Strip everything away, and objections are simply tests. The prospect is testing your trustworthiness. The trap is trying to overcome it by selling. In doing so, you’re now an adversary to the prospect.
Instead, use an objection to prove that your No. 1 priority is looking out for the prospect’s best interest. Just like in boxing — where rolling with the punches softens the blow — in sales, rolling with the objection solidifies your relationship with the prospect.
Consider this common objection: “The price is too high.” Don’t fight about the value you provide or how successful the prospect will be. Instead, respond with something like: “You’re probably right, what should we do now?” Switch from arguing about price versus value to working with your prospect to find a solution. You don’t know what the prospect’s answer is going to be, and making assumptions only hurts you. By getting the prospect to expand their thoughts, you can then react to the real challenge.
Hold your ground, don’t react immediately, give concessions or sell. View the other person as a partner, not a prospect. How can we work together to overcome this?
What strategies have you found to be ineffective or counterproductive when dealing with objections?
One ineffective strategy is not having a strategy, which adds risk. Most objections can be grouped into financial, feature, customer support or contract challenges. Therefore, you can prepare.

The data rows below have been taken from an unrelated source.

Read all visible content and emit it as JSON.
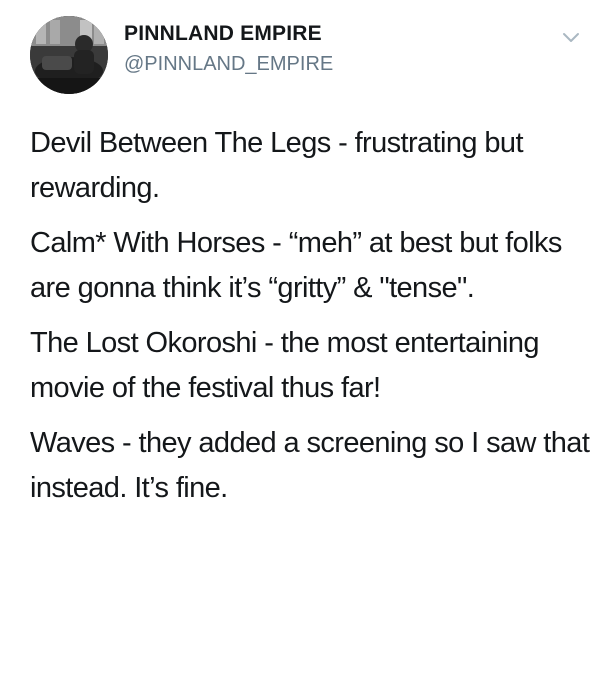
{
  "tweet": {
    "display_name": "PINNLAND EMPIRE",
    "handle": "@PINNLAND_EMPIRE",
    "avatar_icon": "profile-photo",
    "menu_icon": "chevron-down-icon",
    "paragraphs": [
      "Devil Between The Legs - frustrating but rewarding.",
      "Calm* With Horses - “meh” at best but folks are gonna think it’s “gritty” & \"tense\".",
      "The Lost Okoroshi - the most entertaining movie of the festival thus far!",
      "Waves - they added a screening so I saw that instead. It’s fine."
    ]
  },
  "colors": {
    "text_primary": "#14171a",
    "text_secondary": "#657786",
    "chevron": "#aab8c2"
  }
}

Another ineffective strategy is trying to handle the objection. The only person who can truly handle an objection is the prospect. As a sales rep, it’s natural to feel like an objection is your time to shine. In reality, it’s nearly impossible to change someone’s opinion. Look at politics: It’s tough and exhausting to convince someone to change their opinion and usually hurts the relationship.

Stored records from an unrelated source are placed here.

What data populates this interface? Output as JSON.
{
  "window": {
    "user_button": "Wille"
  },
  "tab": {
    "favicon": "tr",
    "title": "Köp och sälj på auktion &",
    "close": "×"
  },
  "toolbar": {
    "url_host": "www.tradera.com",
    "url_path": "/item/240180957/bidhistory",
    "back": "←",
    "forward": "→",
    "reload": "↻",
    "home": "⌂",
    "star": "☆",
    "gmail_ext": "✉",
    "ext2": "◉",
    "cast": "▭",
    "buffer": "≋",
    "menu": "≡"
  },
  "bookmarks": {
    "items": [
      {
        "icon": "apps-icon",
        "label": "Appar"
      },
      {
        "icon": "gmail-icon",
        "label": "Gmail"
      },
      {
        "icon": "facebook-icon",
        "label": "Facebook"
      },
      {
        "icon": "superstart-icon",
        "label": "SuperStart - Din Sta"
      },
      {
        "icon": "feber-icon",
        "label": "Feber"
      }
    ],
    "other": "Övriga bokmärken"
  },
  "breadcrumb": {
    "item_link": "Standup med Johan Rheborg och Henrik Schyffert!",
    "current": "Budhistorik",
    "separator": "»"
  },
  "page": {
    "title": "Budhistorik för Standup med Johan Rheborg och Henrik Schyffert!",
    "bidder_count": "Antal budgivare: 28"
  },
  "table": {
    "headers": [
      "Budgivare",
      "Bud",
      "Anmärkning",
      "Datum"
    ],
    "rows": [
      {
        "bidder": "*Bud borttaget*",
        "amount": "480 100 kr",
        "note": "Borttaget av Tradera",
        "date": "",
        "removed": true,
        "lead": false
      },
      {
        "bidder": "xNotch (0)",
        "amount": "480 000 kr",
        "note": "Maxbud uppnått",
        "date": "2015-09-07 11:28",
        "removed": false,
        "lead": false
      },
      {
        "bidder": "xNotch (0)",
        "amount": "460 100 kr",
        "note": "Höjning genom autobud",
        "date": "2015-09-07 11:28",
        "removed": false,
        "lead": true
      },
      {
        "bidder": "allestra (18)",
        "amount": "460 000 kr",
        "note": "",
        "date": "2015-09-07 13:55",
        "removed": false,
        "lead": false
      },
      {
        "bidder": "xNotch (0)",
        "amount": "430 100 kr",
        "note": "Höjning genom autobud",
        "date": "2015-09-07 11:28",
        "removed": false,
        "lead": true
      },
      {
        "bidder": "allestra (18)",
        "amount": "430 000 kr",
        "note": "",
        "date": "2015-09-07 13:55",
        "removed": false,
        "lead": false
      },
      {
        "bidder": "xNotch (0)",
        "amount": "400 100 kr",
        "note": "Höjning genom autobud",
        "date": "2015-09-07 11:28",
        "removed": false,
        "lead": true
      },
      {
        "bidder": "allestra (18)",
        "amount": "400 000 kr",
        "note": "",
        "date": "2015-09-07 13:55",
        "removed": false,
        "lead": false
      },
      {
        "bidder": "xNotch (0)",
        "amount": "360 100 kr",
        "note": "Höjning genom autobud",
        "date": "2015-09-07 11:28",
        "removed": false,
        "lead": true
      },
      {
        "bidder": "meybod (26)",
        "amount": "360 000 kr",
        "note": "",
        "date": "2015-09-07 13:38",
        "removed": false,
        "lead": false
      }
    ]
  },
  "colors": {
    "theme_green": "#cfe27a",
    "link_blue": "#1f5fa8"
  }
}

No matter the objection, if you “handle it” by pushing back without intending to, you create an argument. For example, “Your price is too high.” If your first reaction is anything about value, ROI or the spend being similar to other customers, you’re now disagreeing. At best, you’ll get a deal done at a lower price, but more likely, you’ve lost that deal and any reason that the prospect will come back.
Share an example of a time when you successfully overcame an objection. What were the keys to your success?
Recently, I was talking with a Fortune 100 telecommunications company, which had a small immediate use case to address. They liked our approach but didn’t believe they could justify the price, as the ROI wasn’t there. Rather than talk discounts, I said: “You’re probably right, do we end it here?”
Rather than him agreeing to end the evaluation, he said he’d need to involve another group who is looking for the type of insights we can provide. By coming prepared to the call knowing about the company, the prospect and how we work with similar companies, I was effective in my response. This allowed me to focus on his use case, as well as sprinkle in additional use cases for his industry so that he could see the bigger picture around how we help.
Just as importantly, there was a chance the prospect would agree that this was a showstopper. To be fair, that’s OK. Then, we would know price is the real objection and work toward an agreeable price range and solution. Or, we would walk away as early as possible from a deal that we’d never win and refocus on someone who can truly benefit from our solution.
This article was reprinted with permission from Built In Boston